• Excerpts from an interface dataset
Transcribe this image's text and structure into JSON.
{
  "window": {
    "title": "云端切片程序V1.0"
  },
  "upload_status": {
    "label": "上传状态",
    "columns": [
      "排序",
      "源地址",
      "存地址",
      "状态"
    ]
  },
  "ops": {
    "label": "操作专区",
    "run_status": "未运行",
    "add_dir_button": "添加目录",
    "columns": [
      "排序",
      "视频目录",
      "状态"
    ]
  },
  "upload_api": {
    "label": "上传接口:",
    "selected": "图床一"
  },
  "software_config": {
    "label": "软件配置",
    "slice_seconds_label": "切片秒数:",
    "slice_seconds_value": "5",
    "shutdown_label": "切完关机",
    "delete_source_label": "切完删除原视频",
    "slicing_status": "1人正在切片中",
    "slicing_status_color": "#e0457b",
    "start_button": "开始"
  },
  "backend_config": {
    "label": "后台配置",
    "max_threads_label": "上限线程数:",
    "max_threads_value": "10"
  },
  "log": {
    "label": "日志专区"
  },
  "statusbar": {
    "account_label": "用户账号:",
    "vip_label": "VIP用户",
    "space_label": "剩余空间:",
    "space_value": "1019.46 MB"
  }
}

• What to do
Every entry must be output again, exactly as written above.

• Written response
Transcribe this image's text and structure into JSON.
{
  "window": {
    "title": "云端切片程序V1.0"
  },
  "upload_status": {
    "label": "上传状态",
    "columns": [
      "排序",
      "源地址",
      "存地址",
      "状态"
    ]
  },
  "ops": {
    "label": "操作专区",
    "run_status": "未运行",
    "add_dir_button": "添加目录",
    "columns": [
      "排序",
      "视频目录",
      "状态"
    ]
  },
  "upload_api": {
    "label": "上传接口:",
    "selected": "图床一"
  },
  "software_config": {
    "label": "软件配置",
    "slice_seconds_label": "切片秒数:",
    "slice_seconds_value": "5",
    "shutdown_label": "切完关机",
    "delete_source_label": "切完删除原视频",
    "slicing_status": "1人正在切片中",
    "slicing_status_color": "#e0457b",
    "start_button": "开始"
  },
  "backend_config": {
    "label": "后台配置",
    "max_threads_label": "上限线程数:",
    "max_threads_value": "10"
  },
  "log": {
    "label": "日志专区"
  },
  "statusbar": {
    "account_label": "用户账号:",
    "vip_label": "VIP用户",
    "space_label": "剩余空间:",
    "space_value": "1019.46 MB"
  }
}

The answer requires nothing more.